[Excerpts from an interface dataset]
··········
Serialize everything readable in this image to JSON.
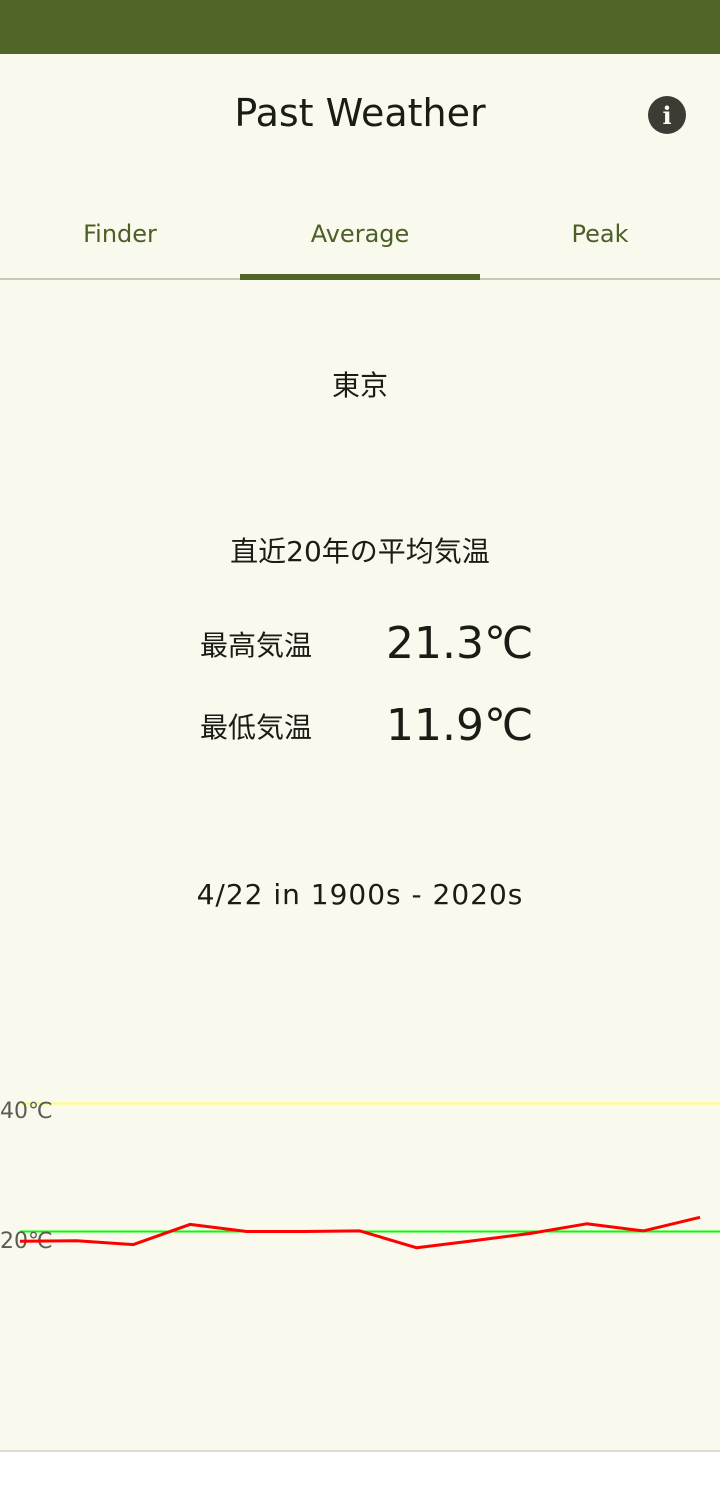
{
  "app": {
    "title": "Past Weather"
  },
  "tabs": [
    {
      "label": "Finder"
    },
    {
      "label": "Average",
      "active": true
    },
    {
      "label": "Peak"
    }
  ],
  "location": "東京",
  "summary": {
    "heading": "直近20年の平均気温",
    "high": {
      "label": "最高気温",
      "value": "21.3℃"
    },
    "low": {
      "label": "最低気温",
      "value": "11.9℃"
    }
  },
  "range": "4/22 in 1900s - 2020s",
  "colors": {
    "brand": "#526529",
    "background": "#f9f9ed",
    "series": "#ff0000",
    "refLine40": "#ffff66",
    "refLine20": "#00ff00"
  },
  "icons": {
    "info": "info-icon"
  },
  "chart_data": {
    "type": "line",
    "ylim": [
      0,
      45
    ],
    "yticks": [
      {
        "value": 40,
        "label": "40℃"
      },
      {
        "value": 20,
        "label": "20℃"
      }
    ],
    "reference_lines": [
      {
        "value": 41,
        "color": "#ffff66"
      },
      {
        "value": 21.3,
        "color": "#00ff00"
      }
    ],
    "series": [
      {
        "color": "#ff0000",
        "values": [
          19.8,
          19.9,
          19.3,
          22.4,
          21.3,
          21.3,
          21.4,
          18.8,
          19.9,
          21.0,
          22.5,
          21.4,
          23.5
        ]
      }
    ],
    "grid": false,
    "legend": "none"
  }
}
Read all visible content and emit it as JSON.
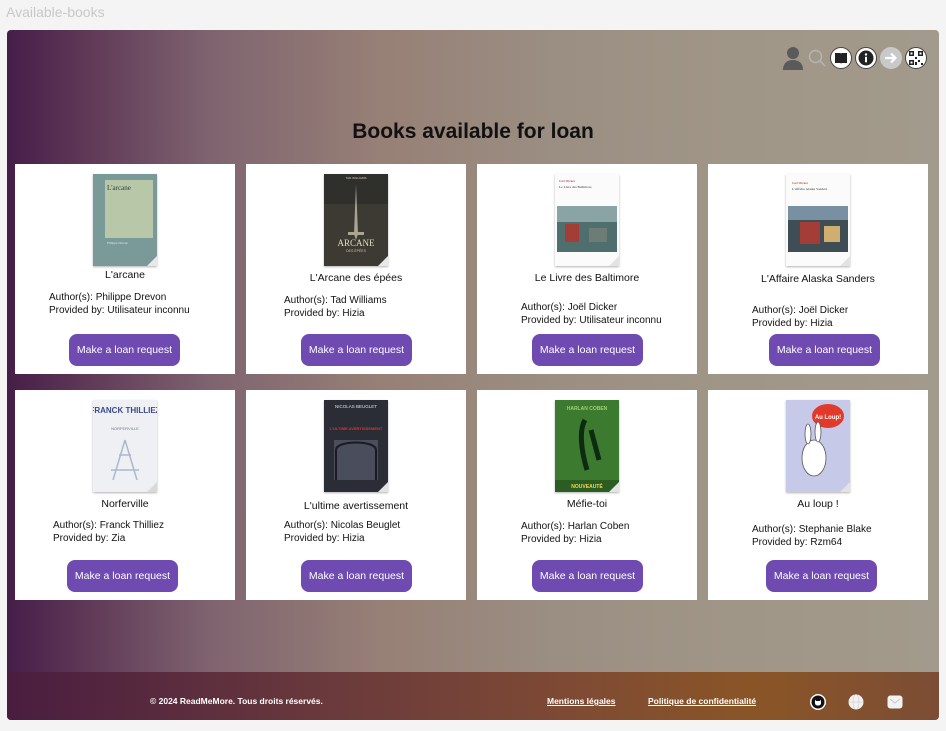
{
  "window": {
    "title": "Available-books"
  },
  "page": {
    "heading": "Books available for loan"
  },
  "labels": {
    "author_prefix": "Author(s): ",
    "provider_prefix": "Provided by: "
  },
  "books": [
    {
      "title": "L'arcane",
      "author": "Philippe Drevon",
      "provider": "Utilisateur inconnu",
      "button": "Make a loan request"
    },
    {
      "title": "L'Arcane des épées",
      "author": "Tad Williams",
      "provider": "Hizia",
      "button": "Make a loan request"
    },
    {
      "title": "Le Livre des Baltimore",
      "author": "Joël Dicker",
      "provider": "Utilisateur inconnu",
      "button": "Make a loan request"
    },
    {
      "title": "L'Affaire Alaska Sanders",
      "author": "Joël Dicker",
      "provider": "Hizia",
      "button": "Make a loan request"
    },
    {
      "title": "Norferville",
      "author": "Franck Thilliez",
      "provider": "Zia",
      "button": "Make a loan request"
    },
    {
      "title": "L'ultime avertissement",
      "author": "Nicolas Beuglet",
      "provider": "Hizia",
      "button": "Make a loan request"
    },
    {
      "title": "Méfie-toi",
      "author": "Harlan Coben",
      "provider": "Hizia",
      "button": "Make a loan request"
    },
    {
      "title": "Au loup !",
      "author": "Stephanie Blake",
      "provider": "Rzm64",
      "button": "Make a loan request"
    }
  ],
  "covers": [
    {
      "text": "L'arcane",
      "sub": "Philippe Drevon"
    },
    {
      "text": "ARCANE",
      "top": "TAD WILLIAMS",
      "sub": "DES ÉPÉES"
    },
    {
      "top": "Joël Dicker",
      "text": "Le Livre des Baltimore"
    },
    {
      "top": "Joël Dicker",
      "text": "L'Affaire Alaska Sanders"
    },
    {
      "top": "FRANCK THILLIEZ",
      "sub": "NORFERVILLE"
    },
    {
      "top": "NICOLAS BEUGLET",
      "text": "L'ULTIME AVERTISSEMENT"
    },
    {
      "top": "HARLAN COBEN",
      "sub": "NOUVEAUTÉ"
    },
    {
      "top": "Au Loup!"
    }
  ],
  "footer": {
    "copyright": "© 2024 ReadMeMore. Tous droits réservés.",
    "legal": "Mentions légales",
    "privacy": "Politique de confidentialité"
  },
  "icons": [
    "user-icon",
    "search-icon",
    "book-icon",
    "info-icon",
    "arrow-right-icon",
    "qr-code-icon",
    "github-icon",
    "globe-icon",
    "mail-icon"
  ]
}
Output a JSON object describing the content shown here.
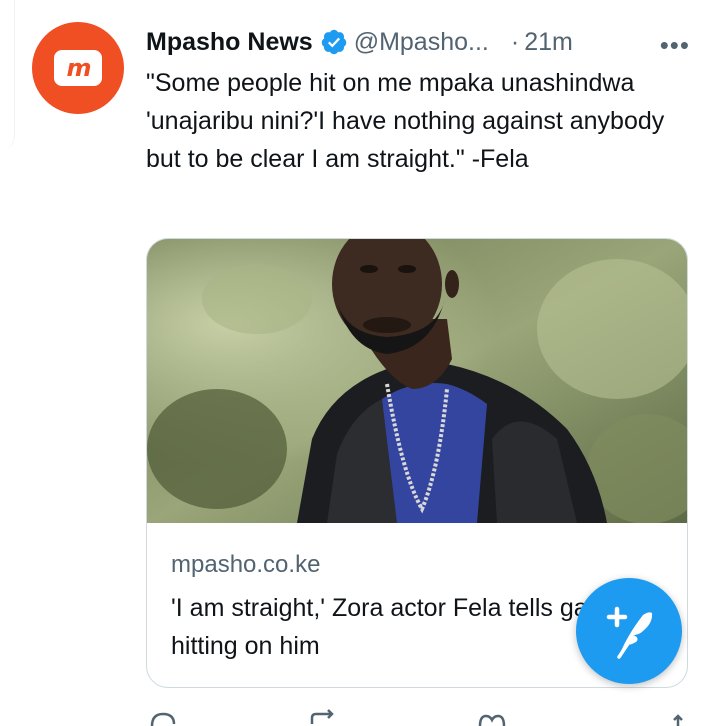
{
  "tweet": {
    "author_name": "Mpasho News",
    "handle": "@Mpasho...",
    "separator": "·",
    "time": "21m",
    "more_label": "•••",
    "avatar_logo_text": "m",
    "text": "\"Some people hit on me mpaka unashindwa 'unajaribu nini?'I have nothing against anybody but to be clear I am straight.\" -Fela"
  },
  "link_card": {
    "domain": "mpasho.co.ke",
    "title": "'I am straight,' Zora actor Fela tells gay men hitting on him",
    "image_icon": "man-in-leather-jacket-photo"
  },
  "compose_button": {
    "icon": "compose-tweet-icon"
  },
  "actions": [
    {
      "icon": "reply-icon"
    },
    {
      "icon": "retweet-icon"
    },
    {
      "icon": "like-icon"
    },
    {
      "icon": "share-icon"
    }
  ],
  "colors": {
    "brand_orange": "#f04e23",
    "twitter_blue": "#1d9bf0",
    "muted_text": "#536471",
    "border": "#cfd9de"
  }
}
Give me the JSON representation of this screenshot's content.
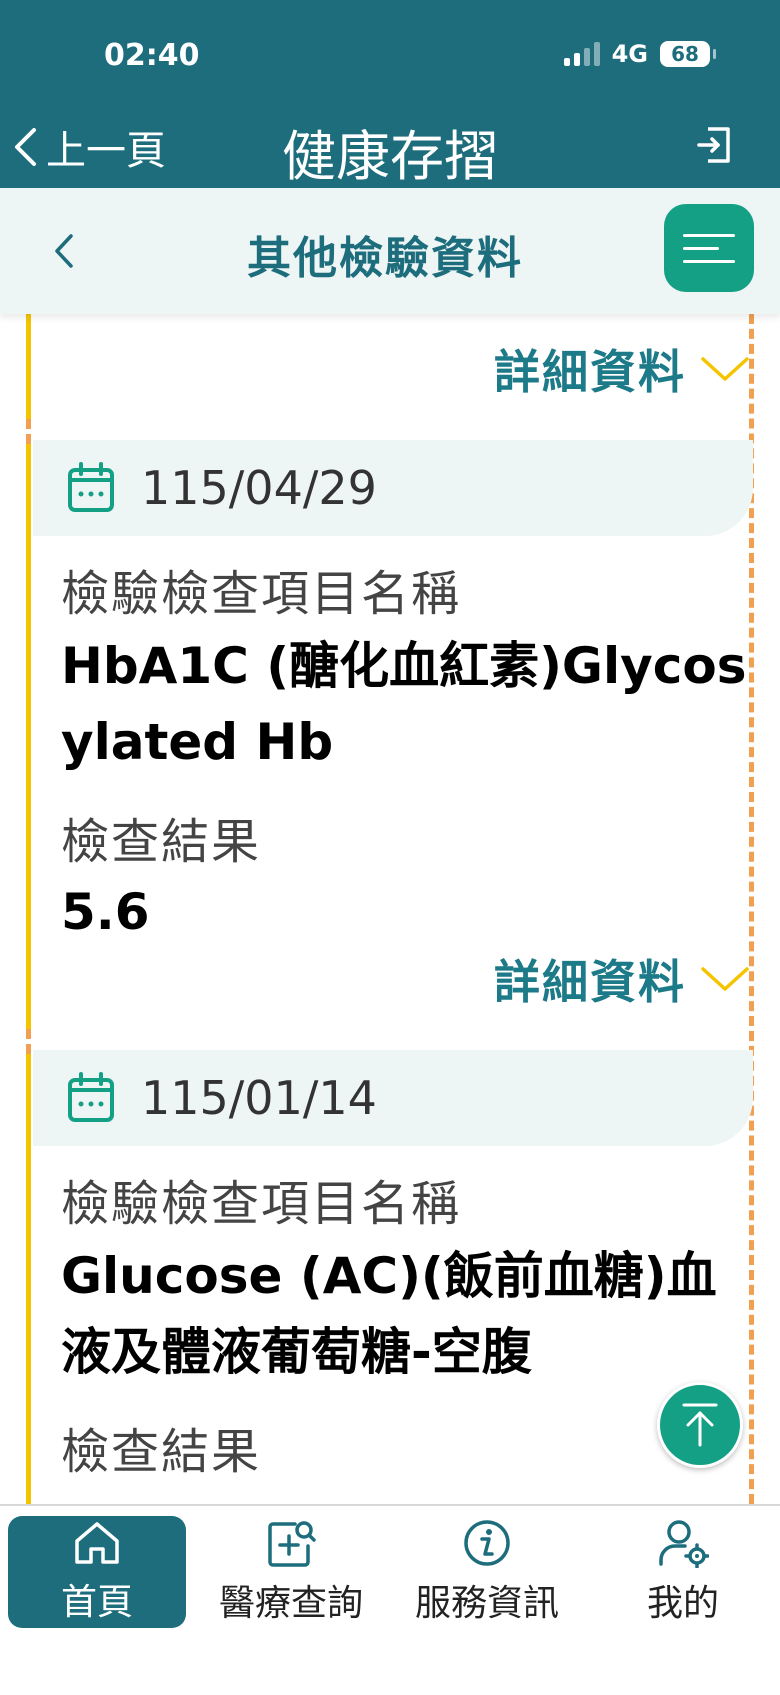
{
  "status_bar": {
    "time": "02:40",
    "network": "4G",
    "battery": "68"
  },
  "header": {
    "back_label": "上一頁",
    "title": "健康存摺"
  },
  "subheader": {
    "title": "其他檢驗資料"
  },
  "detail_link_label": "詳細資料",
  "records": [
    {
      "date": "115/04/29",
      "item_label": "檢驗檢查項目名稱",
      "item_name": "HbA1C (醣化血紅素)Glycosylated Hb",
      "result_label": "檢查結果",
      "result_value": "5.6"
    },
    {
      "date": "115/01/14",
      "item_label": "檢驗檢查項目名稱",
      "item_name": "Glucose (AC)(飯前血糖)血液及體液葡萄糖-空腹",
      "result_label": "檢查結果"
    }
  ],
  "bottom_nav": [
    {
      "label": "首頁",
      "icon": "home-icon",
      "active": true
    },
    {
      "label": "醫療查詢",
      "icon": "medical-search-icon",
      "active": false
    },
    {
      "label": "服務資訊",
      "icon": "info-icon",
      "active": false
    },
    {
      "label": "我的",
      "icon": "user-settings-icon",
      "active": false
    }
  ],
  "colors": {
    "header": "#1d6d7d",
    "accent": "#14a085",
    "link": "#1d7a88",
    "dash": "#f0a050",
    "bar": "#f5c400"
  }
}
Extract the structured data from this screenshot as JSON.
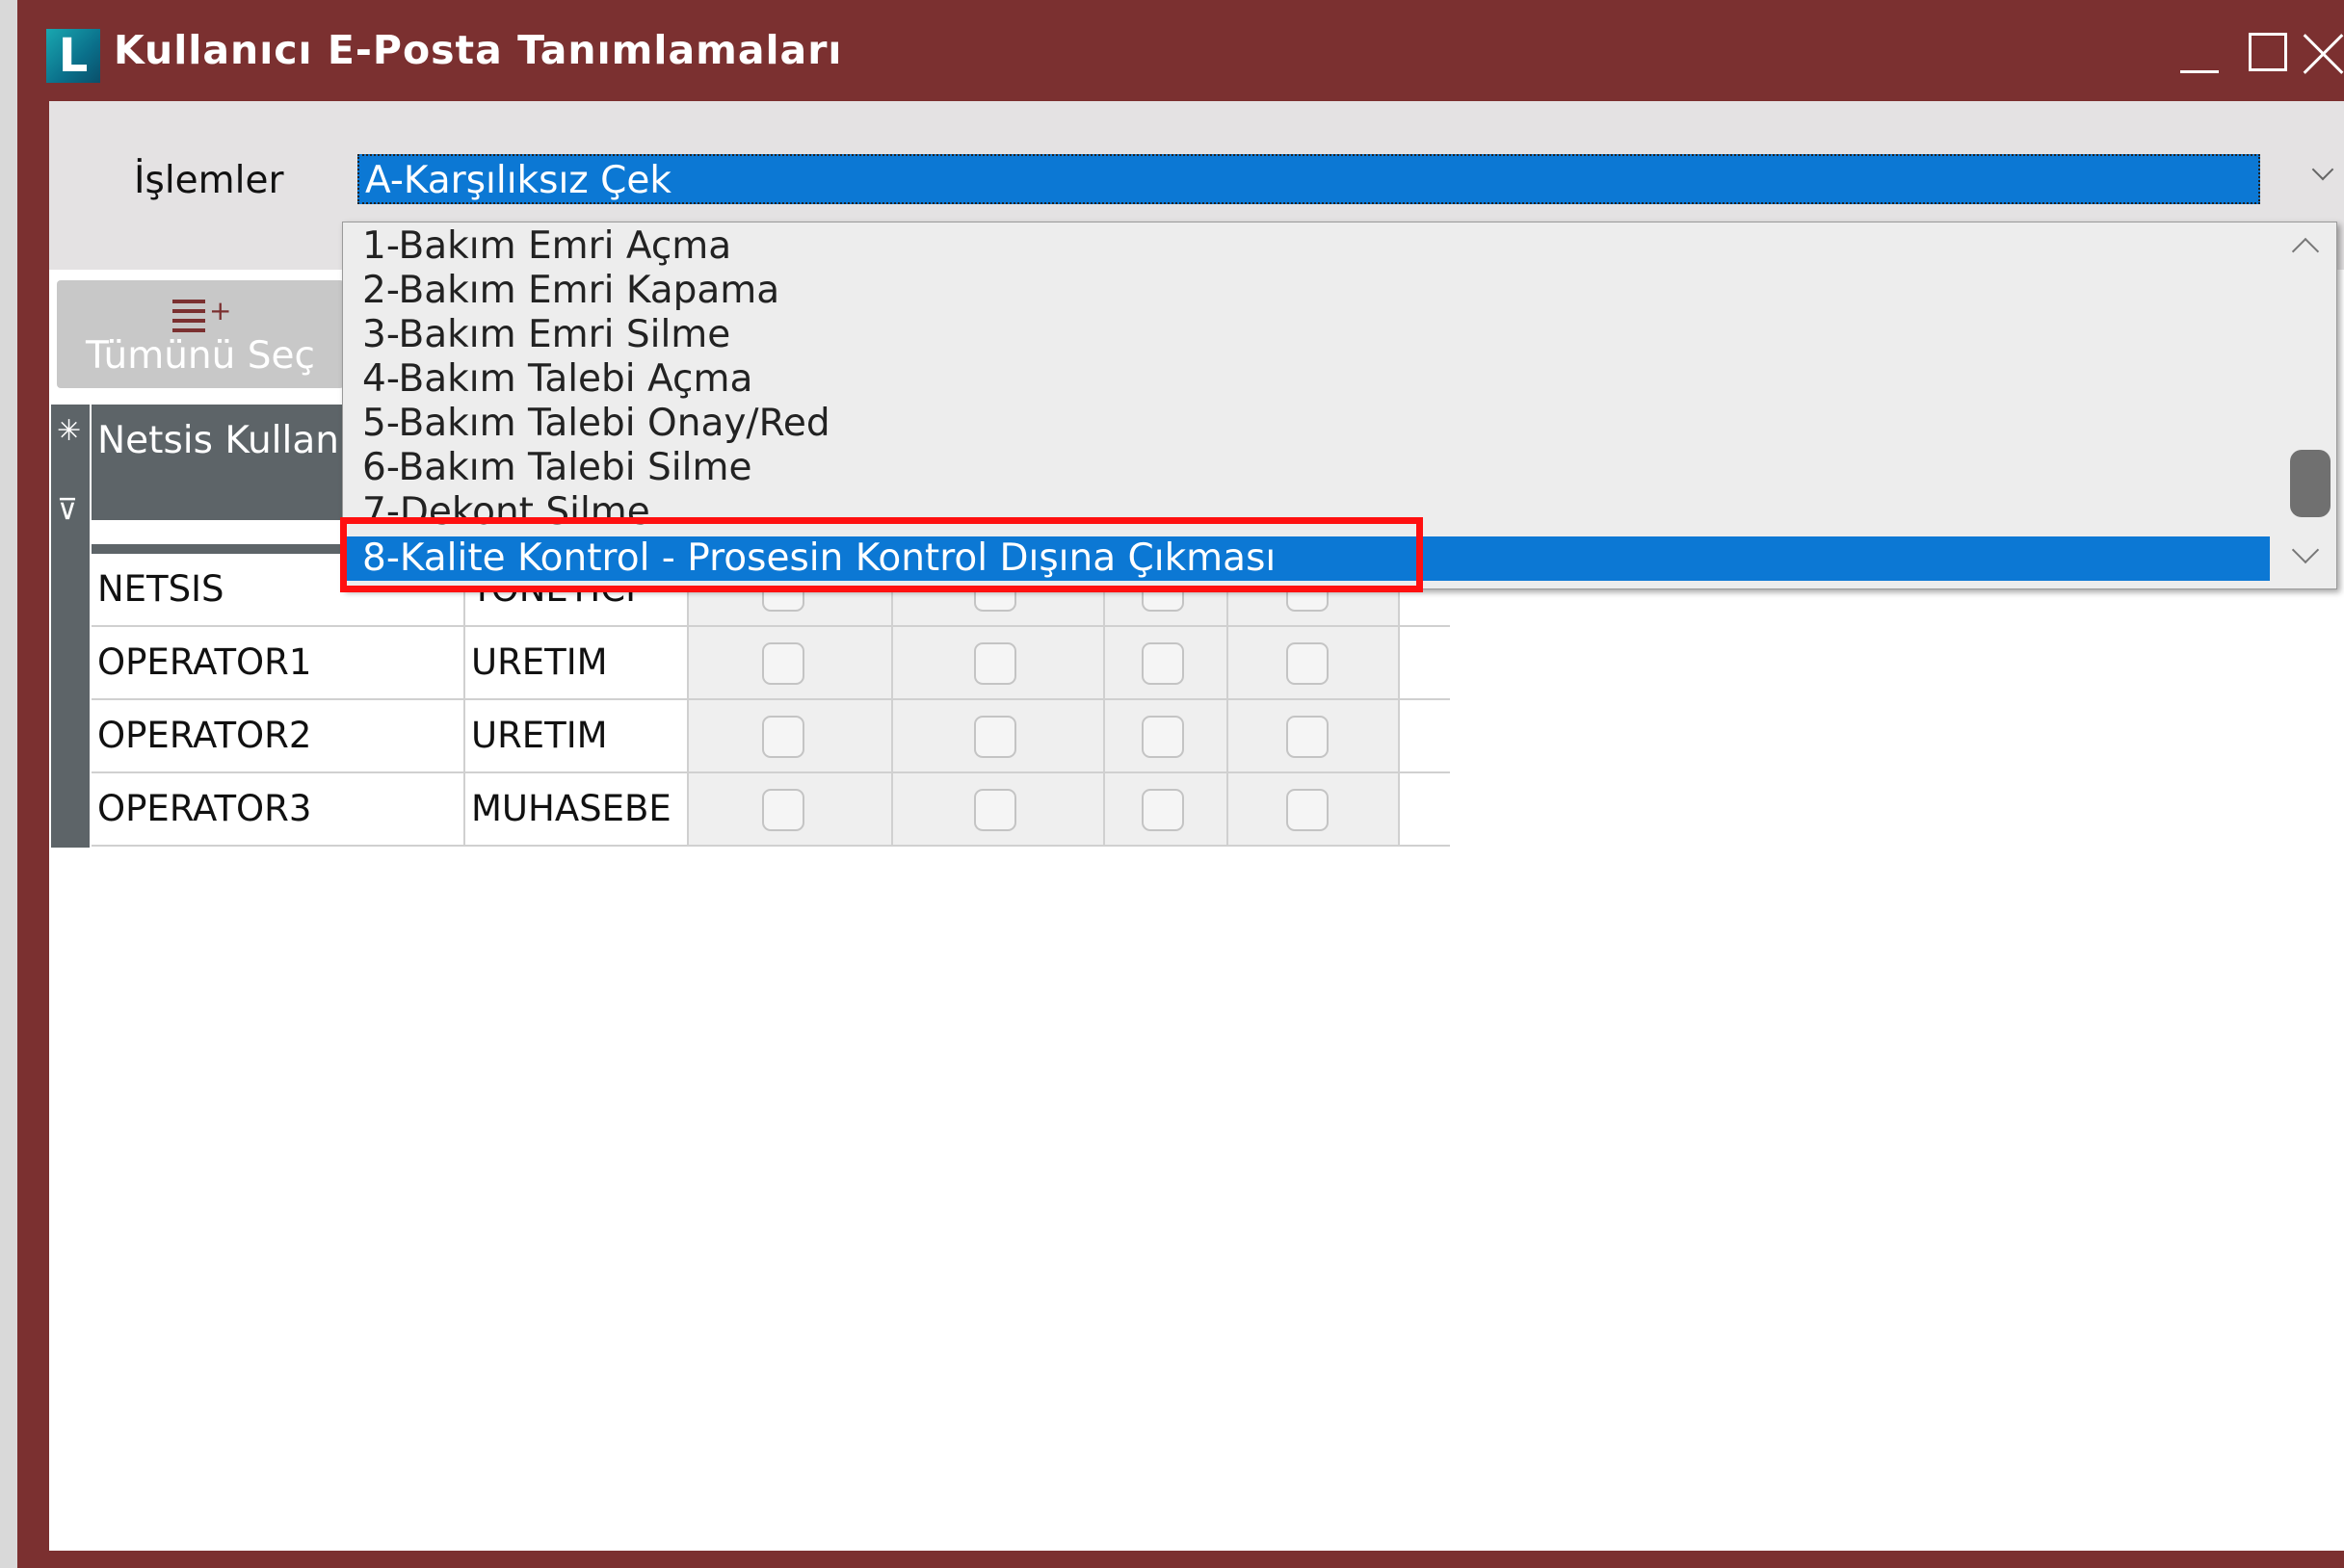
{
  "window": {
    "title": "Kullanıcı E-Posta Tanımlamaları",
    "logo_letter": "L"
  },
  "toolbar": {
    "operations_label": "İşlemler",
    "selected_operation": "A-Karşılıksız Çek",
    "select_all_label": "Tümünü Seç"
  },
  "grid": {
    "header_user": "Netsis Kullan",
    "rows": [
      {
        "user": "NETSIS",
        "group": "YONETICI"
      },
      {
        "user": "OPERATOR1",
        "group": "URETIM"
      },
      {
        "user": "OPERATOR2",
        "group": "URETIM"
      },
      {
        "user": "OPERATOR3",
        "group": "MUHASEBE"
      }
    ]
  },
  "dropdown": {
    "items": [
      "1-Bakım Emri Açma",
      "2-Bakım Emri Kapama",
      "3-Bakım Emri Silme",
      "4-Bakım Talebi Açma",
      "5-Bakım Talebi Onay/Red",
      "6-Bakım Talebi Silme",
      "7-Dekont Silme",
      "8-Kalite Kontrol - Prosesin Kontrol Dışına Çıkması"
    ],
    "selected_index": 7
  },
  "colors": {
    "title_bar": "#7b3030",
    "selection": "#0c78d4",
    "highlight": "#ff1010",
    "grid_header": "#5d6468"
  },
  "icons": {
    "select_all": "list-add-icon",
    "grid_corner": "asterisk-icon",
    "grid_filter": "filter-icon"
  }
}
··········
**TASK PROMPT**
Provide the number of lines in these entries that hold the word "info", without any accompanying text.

**OUTPUT OF THE EXERCISE**
3